There’s quite a bit going on here. On one side, you have the Gila Conservation Coalition and Rep. Mimi Stewart, arguing that the $66 million tied to the Arizona Water Settlements Act can (and should) be evenly divided among the four counties in southwest New Mexico. The purpose: let each county invest the money (about $16.5 million per county), and then use the interest to pay for water projects.
On the other side is the Interstate Stream Commission, which was tasked by Congress to approve expenditures of the AWSA money (and which many feel is likely to support a diversion project). The ISC told me that House Bill 42 might not be legal, because it would supersede federal legislation. The ISC is backed up by a legislative analysis of the bill conducted by the Legislative Finance Council (see PDF here).
There were a few items that didn’t make it into my article, which I did want to mention.
Danielle Vick, Gila Program Manager for the ISC, said one of her concerns was any future development of the river.
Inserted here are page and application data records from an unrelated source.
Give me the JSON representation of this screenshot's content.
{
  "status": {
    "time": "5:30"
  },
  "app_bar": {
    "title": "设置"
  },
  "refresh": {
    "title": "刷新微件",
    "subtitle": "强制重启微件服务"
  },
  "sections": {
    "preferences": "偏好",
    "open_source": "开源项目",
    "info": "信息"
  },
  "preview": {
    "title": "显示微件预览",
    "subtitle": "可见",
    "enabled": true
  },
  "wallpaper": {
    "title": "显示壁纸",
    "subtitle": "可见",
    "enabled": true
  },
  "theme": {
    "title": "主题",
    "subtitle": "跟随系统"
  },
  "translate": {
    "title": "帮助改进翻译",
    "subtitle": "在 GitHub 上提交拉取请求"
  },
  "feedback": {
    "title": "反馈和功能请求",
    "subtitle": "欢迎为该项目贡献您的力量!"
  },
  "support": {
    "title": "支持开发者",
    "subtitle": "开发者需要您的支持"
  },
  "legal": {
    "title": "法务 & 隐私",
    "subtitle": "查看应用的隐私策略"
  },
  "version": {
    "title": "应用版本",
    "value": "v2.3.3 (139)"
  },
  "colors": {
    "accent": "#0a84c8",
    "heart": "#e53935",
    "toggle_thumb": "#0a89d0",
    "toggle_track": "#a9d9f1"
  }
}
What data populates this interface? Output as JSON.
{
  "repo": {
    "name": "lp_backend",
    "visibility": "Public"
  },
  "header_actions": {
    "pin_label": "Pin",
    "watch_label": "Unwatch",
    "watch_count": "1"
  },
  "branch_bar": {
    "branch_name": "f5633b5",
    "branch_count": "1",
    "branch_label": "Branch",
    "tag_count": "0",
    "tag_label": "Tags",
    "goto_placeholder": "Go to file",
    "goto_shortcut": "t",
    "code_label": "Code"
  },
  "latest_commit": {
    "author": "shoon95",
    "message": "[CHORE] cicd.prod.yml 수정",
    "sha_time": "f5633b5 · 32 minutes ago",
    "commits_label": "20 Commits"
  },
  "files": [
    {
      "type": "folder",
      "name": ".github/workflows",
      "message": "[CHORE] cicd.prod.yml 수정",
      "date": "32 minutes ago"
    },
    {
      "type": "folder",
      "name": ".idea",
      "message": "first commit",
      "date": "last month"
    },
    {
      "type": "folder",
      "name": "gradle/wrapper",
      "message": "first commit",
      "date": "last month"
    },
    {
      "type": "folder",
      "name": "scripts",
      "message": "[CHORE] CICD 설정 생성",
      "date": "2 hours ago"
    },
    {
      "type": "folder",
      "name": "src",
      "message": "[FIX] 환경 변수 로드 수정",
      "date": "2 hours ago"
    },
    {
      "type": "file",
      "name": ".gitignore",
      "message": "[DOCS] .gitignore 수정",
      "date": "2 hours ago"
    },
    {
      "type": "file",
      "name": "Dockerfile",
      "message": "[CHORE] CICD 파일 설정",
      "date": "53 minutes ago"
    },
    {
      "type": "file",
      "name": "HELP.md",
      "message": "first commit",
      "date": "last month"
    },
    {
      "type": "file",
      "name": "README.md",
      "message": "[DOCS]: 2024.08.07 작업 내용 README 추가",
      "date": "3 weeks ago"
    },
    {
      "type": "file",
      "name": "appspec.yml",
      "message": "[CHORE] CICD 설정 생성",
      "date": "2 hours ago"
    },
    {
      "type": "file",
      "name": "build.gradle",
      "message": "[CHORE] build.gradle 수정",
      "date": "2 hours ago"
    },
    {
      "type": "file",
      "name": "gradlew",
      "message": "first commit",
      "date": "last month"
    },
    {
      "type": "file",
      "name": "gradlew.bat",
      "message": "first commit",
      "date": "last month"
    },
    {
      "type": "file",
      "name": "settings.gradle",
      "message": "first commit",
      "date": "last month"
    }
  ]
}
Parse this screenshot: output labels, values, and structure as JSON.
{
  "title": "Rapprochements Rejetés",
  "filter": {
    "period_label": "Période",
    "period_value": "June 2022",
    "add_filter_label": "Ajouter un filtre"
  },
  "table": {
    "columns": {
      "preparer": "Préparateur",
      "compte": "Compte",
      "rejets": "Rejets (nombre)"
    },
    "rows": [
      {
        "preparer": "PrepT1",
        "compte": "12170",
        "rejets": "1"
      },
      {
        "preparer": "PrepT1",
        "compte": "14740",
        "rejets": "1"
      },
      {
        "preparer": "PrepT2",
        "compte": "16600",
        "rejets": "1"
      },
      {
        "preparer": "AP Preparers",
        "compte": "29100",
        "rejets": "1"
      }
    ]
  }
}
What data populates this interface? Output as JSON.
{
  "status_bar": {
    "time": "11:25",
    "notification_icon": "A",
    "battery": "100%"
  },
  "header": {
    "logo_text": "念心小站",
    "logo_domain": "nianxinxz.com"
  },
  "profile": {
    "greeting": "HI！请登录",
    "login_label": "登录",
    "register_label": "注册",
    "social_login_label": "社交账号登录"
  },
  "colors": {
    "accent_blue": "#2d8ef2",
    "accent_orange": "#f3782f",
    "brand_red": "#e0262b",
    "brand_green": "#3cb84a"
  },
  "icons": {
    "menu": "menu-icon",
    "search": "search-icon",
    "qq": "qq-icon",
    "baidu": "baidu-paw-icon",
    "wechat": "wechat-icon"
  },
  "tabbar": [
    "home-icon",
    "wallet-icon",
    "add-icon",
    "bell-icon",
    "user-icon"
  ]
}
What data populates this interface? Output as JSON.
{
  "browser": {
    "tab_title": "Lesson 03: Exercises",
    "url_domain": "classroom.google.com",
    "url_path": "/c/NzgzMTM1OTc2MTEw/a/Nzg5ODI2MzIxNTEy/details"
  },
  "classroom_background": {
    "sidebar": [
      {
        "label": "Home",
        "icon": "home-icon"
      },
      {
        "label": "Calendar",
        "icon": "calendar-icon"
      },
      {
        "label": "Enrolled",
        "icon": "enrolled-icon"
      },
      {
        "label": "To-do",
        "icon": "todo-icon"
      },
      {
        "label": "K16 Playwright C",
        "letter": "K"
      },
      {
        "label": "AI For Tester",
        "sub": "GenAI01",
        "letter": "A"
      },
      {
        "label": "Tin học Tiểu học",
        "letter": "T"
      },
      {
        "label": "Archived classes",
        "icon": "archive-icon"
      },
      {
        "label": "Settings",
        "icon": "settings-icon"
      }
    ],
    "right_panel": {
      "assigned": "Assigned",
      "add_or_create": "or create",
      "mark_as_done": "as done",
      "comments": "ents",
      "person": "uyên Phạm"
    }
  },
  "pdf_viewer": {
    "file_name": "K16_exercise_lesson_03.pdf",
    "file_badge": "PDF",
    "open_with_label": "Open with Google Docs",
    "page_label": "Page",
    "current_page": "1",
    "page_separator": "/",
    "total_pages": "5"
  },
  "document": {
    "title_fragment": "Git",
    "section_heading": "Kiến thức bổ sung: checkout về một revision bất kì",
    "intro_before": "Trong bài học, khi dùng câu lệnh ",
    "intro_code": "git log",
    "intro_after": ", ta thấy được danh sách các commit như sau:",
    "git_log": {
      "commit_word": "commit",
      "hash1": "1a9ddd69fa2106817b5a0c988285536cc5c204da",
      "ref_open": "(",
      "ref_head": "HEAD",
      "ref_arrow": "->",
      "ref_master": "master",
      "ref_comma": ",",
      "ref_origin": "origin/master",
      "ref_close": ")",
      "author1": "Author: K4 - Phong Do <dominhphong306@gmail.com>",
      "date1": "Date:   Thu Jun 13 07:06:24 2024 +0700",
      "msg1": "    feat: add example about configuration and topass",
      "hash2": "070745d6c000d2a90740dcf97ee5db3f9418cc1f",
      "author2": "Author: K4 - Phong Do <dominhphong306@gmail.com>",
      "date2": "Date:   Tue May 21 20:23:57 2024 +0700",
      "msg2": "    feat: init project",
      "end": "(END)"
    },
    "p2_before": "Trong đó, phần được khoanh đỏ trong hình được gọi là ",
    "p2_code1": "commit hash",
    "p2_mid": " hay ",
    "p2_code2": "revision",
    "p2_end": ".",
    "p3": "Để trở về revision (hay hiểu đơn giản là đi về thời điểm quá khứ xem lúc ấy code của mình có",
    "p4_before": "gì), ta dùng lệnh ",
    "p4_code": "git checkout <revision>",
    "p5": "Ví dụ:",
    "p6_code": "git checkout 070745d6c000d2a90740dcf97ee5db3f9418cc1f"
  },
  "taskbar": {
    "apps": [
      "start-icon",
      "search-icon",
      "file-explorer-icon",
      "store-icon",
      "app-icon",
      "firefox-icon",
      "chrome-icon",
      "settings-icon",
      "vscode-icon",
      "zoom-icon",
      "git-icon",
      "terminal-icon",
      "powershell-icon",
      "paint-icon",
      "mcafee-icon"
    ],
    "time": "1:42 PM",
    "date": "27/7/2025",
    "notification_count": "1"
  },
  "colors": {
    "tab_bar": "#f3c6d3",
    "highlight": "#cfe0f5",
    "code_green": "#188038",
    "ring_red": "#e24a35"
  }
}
While she said a split of the initial $66 million would prohibit the state from diverting water along the Gila, there is nothing preventing a private firm from raising the funds to do so.
In addition, Vick said the scientific study being completed by the ISC would lend insight into the Gila River Basin and the river’s hydrology. She told me that nobody could describe the possible effects of residents or commercial users drilling 500 wells on private property near the river, which is one reason to continue the studies (which could be halted if House Bill 42 is adopted).
The fate of 14,000 acre-feet of water from the Gila and the San Francisco rivers is one of those issues tha’s going to be around for a while. It’s complex, and there are a lot of good ideas and strong opinions on both sides.
This bill is a reflection of that.
P.S. While we’re talking about water, I should end you over to John Fleck’s place. John has blogged several times this winter about the impact of storms on our region’s overall water situation. From one of his latest:
You can see that on the Western Regional Climate Center map above – all those bits of orange and yellow and even red across the southwest. Youâ€™ve got to get all the way over to central Colorado and New Mexico before you begin to see normal to above-normal precipitation. Those are the places most of us live – Denver and the east slope communities in Colorado, Albuquerque in New Mexico – but those are places that only contribute modestly to the regionâ€™s water supplies.